Look for the word "image". Copy every line of the listing where it occurs.

:::::

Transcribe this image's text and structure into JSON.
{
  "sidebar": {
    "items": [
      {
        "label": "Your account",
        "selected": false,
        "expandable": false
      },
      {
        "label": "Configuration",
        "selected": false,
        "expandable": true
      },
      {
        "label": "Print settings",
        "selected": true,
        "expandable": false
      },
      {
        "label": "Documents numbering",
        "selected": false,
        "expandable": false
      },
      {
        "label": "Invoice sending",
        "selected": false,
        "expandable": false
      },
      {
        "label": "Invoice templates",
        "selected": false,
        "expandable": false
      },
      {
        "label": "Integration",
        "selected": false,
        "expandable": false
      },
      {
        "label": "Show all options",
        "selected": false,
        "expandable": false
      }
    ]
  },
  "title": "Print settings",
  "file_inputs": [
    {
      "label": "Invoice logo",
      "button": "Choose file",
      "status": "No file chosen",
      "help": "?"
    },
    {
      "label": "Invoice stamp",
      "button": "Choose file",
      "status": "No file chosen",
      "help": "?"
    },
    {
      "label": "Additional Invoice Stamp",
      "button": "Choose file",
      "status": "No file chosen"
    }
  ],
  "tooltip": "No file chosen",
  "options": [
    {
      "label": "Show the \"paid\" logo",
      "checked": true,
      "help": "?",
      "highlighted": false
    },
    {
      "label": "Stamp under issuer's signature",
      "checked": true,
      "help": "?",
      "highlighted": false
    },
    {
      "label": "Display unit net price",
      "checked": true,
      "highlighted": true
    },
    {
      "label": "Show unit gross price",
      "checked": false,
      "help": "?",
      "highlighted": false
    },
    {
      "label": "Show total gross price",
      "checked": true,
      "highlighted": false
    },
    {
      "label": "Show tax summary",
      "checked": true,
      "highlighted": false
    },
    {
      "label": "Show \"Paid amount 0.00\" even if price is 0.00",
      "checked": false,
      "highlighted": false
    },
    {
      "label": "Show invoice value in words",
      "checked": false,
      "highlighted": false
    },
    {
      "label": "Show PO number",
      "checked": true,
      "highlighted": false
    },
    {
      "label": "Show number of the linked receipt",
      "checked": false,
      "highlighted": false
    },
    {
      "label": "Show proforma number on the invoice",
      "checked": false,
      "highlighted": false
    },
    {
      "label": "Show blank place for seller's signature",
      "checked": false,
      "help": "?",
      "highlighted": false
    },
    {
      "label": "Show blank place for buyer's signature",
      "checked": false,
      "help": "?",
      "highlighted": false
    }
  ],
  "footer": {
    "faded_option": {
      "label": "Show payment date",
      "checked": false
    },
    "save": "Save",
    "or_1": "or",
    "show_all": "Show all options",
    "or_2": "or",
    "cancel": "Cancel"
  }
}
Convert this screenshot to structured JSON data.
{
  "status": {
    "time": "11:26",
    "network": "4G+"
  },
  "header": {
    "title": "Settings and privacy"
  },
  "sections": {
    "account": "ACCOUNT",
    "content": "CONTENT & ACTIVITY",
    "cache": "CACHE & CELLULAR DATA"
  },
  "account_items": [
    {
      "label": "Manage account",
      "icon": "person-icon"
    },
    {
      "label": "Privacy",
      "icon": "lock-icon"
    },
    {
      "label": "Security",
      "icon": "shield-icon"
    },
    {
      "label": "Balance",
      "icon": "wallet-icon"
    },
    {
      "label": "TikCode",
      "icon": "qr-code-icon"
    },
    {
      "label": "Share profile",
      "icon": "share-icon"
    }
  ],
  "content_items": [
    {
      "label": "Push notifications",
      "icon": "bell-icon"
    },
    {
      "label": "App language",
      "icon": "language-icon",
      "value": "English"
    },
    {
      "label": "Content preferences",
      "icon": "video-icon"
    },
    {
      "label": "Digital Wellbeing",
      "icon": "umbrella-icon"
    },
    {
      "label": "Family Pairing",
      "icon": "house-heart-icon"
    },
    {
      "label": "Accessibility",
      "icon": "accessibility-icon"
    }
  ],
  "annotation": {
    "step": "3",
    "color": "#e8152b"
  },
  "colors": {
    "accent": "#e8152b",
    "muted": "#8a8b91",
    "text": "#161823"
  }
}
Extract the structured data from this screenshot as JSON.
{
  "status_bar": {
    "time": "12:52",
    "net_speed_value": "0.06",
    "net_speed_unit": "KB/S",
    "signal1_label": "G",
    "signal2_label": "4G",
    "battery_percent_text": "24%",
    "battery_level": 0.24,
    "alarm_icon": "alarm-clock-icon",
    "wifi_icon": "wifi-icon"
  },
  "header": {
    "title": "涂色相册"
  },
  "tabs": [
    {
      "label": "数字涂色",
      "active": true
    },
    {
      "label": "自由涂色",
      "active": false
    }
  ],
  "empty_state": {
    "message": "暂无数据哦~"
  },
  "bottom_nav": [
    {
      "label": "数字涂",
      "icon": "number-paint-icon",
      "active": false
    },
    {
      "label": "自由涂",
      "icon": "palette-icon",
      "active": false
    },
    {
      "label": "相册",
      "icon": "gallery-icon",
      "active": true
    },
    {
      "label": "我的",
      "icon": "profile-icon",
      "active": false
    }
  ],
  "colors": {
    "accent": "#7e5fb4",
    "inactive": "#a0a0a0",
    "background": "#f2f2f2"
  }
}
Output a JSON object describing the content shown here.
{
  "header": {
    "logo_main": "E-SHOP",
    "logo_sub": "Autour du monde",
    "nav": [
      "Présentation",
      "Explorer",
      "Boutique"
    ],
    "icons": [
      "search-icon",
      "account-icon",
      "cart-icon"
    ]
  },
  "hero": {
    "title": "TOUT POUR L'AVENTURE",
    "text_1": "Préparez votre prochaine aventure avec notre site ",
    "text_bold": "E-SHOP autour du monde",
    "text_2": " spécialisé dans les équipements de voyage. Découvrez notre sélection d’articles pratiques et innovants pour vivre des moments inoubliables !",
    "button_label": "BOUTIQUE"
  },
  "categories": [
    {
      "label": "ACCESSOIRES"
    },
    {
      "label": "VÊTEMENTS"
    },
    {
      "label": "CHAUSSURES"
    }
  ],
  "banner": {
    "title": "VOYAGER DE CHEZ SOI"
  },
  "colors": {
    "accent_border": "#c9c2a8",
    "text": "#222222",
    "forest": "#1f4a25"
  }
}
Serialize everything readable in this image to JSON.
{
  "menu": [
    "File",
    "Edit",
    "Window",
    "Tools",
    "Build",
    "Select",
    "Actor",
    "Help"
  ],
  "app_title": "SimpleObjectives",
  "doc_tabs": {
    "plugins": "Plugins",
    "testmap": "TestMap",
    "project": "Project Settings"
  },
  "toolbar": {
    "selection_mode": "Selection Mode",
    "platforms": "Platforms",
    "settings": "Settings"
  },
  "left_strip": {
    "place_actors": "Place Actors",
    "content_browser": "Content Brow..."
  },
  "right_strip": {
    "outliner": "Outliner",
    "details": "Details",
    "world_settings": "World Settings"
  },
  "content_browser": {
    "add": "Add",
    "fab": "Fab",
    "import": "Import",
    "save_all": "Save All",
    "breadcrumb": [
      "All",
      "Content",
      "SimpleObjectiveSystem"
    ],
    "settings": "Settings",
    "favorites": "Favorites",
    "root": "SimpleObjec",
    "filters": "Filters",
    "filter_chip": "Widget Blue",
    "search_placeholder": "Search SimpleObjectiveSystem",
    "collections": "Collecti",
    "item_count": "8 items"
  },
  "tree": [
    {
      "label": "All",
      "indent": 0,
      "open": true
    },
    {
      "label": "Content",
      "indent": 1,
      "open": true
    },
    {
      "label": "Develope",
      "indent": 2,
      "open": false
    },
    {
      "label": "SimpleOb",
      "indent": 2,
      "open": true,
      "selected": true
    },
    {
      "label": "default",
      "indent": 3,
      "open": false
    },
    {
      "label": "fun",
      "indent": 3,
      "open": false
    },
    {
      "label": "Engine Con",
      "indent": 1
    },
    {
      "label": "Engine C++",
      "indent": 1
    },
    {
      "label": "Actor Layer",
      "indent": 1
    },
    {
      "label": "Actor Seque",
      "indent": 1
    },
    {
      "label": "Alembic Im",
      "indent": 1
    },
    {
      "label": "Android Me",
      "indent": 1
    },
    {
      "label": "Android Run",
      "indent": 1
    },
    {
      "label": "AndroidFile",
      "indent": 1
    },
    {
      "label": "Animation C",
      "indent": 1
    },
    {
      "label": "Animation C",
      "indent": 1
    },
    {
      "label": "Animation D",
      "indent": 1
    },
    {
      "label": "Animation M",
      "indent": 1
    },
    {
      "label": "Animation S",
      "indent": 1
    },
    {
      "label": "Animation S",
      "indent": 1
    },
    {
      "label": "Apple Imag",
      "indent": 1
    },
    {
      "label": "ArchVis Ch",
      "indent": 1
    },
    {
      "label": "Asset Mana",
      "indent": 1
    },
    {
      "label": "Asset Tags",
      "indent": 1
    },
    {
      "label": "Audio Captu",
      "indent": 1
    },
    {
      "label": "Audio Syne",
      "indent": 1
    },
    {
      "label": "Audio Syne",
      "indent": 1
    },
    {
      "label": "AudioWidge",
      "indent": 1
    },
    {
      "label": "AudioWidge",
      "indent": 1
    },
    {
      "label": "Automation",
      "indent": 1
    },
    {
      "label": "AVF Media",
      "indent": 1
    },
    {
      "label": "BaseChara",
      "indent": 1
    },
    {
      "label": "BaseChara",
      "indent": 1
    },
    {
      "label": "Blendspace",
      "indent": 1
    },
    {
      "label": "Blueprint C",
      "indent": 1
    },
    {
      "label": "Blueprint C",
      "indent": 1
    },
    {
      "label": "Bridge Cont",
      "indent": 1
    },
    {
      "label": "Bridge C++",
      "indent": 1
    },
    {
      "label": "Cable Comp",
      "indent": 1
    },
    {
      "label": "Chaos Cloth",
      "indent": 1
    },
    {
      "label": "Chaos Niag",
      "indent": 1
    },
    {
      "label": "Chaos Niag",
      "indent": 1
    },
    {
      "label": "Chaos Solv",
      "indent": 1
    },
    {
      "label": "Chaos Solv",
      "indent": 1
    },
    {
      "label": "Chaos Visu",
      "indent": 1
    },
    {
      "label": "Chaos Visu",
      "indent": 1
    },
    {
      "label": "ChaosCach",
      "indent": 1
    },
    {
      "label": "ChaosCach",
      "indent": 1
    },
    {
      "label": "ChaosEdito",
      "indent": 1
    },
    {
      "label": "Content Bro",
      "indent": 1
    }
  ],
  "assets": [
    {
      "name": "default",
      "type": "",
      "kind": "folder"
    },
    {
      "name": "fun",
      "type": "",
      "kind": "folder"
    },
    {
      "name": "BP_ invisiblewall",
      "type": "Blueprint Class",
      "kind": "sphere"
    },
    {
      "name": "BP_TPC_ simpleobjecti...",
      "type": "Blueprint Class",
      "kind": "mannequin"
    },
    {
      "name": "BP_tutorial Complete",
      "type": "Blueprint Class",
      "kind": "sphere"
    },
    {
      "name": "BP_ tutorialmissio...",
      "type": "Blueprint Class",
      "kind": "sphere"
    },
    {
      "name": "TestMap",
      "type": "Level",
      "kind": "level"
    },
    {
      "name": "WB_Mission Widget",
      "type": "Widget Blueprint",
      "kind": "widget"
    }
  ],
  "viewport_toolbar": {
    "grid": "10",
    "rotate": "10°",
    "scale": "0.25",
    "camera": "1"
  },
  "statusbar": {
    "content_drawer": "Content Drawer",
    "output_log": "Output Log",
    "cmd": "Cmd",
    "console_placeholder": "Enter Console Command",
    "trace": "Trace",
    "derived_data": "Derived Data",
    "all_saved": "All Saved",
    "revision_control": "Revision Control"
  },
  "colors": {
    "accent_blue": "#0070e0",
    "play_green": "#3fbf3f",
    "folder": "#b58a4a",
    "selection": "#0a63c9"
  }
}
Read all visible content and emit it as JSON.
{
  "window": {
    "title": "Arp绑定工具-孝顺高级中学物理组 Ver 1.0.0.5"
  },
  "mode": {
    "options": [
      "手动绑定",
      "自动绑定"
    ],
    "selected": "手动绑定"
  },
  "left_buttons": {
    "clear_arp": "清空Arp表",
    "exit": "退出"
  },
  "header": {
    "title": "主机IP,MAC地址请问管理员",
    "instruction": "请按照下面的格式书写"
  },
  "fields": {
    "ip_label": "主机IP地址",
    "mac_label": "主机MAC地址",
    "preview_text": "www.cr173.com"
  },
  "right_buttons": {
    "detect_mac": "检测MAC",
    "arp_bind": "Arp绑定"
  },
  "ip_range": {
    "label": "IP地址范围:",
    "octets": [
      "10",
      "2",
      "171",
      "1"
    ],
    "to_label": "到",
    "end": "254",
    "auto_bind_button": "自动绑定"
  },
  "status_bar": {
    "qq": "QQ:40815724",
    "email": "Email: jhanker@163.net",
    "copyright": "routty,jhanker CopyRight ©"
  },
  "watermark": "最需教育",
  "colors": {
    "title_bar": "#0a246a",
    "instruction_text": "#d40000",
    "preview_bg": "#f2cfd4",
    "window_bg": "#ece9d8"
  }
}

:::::

= Answer section =
Transcribe this image's text and structure into JSON.
Serialize everything readable in this image to JSON.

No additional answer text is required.